More than 440,000 people have backed a petition calling for all children to be vaccinated against meningitis B after the mother of a two-year-old girl who died from the disease posted online photographs of the toddler, close to death and covered by a deep red rash.
Last year England became the first country to start vaccinating children, but only those aged two to five months old were eligible.
This came just too late for toddler Faye Burdett, of Maidstone, who died of the disease on Sunday, 11 days after she was rushed to accident and emergency with a rash on her forehead.
Her family posted pictures of her as a happy young girl and then a distressing image of Faye shortly before she died. Her chest, face and arms are covered in the red rash associated with the disease and a mass of tubes and wires are attached to her. Her eyes are closed.
“This is a photo of Faye, two years old, who sadly lost her life to this dreadful disease. We campaign for change in her memory,” her family said.
They said Faye had been transferred to a different hospital and her heart had stopped in the ambulance, but she was revived successfully.
“We were given a 1 per cent survival chance but she proved them wrong and carried on fighting,” they said. “After a few days she seemed to have turned a corner, but the sepsis started to affect her more and the decision of limb removal was made.

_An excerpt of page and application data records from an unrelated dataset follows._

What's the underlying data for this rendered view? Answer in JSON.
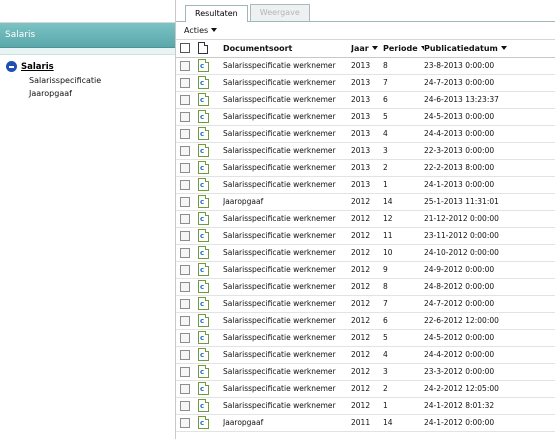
{
  "sidebar": {
    "section_title": "Salaris",
    "tree": {
      "root_label": "Salaris",
      "children": [
        "Salarisspecificatie",
        "Jaaropgaaf"
      ]
    }
  },
  "tabs": [
    {
      "label": "Resultaten",
      "active": true
    },
    {
      "label": "Weergave",
      "active": false
    }
  ],
  "actions_label": "Acties",
  "table": {
    "columns": [
      "Documentsoort",
      "Jaar",
      "Periode",
      "Publicatiedatum"
    ],
    "rows": [
      {
        "doc": "Salarisspecificatie werknemer",
        "year": "2013",
        "period": "8",
        "date": "23-8-2013 0:00:00"
      },
      {
        "doc": "Salarisspecificatie werknemer",
        "year": "2013",
        "period": "7",
        "date": "24-7-2013 0:00:00"
      },
      {
        "doc": "Salarisspecificatie werknemer",
        "year": "2013",
        "period": "6",
        "date": "24-6-2013 13:23:37"
      },
      {
        "doc": "Salarisspecificatie werknemer",
        "year": "2013",
        "period": "5",
        "date": "24-5-2013 0:00:00"
      },
      {
        "doc": "Salarisspecificatie werknemer",
        "year": "2013",
        "period": "4",
        "date": "24-4-2013 0:00:00"
      },
      {
        "doc": "Salarisspecificatie werknemer",
        "year": "2013",
        "period": "3",
        "date": "22-3-2013 0:00:00"
      },
      {
        "doc": "Salarisspecificatie werknemer",
        "year": "2013",
        "period": "2",
        "date": "22-2-2013 8:00:00"
      },
      {
        "doc": "Salarisspecificatie werknemer",
        "year": "2013",
        "period": "1",
        "date": "24-1-2013 0:00:00"
      },
      {
        "doc": "Jaaropgaaf",
        "year": "2012",
        "period": "14",
        "date": "25-1-2013 11:31:01"
      },
      {
        "doc": "Salarisspecificatie werknemer",
        "year": "2012",
        "period": "12",
        "date": "21-12-2012 0:00:00"
      },
      {
        "doc": "Salarisspecificatie werknemer",
        "year": "2012",
        "period": "11",
        "date": "23-11-2012 0:00:00"
      },
      {
        "doc": "Salarisspecificatie werknemer",
        "year": "2012",
        "period": "10",
        "date": "24-10-2012 0:00:00"
      },
      {
        "doc": "Salarisspecificatie werknemer",
        "year": "2012",
        "period": "9",
        "date": "24-9-2012 0:00:00"
      },
      {
        "doc": "Salarisspecificatie werknemer",
        "year": "2012",
        "period": "8",
        "date": "24-8-2012 0:00:00"
      },
      {
        "doc": "Salarisspecificatie werknemer",
        "year": "2012",
        "period": "7",
        "date": "24-7-2012 0:00:00"
      },
      {
        "doc": "Salarisspecificatie werknemer",
        "year": "2012",
        "period": "6",
        "date": "22-6-2012 12:00:00"
      },
      {
        "doc": "Salarisspecificatie werknemer",
        "year": "2012",
        "period": "5",
        "date": "24-5-2012 0:00:00"
      },
      {
        "doc": "Salarisspecificatie werknemer",
        "year": "2012",
        "period": "4",
        "date": "24-4-2012 0:00:00"
      },
      {
        "doc": "Salarisspecificatie werknemer",
        "year": "2012",
        "period": "3",
        "date": "23-3-2012 0:00:00"
      },
      {
        "doc": "Salarisspecificatie werknemer",
        "year": "2012",
        "period": "2",
        "date": "24-2-2012 12:05:00"
      },
      {
        "doc": "Salarisspecificatie werknemer",
        "year": "2012",
        "period": "1",
        "date": "24-1-2012 8:01:32"
      },
      {
        "doc": "Jaaropgaaf",
        "year": "2011",
        "period": "14",
        "date": "24-1-2012 0:00:00"
      }
    ]
  },
  "icons": {
    "collapse": "minus-circle-icon",
    "sort": "sort-desc-icon",
    "document": "document-icon",
    "checkbox": "checkbox-icon"
  },
  "colors": {
    "section_header": "#68b4b6",
    "tree_toggle": "#1f4fb5",
    "doc_icon_border": "#6f9b3c",
    "doc_icon_glyph": "#1c6ecb"
  }
}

“The extent of removal was massive, full leg amputation and one arm and plastic surgery. She was getting tired, her little body consumed by meningitis and sepsis (blood poisoning). We had to make the decision, a massive operation and she may die or we let her go peacefully on her own accord. We decided the latter and then watched our little girl slip away.”
The family called on people to sign a petition calling on the Government to vaccinate all children against meningitis B, not just newborns. “All children are at risk from this terrible infection. There needs to be a roll-out programme to vaccinate all children, at least up to age 11,” says the petition on the petition.parliament.uk website.
On the same day, the former England rugby union captain Matt Dawson revealed his toddler son suffered “two weeks of hell” after being struck by meningitis.
The BBC Question of Sport star tweeted a video showing a slideshow of several photographs charting his young son Sami’s battle with the disease at Great Ormond Street Hospital in London.
The series of images show the boy lying in bed covered by red blisters and fitted to a collection of tubes, before gradually getting better and posing with his father while receiving a hug from his older brother Alex.
Been umming and ahhhing about whether I should write the next post but my wife and I have agreed it's important. The pic may be upsetting!!— Matt Dawson (@matt9dawson) February 17, 2016
We're overwhelmed by all the messages for Sami. I ask one favour. Please read and sign so fewer kids suffer. Thx https://t.co/rd5xU8lRYO— Matt Dawson (@matt9dawson) February 17, 2016
Mr Dawson, 43, said he had been “umming and ahhing” over posting the pictures but he and his wife ultimately agreed it was important to raise awareness about the disease.
In addition to the pictures he also shared the link to a petition on the Government’s website calling for all children under the age of 11 to be vaccinated against Meningitis B.
The vaccine was introduced in September 2015 for babies born on or after 1 July 2015, and involves a series of three injections at two months, four months and a year old.
According to the NHS, Meningitis B is the cause of 90 per cent of all meningococcal infections in young children.
Meningitis is an infection of the protective membranes around the brain and spinal column.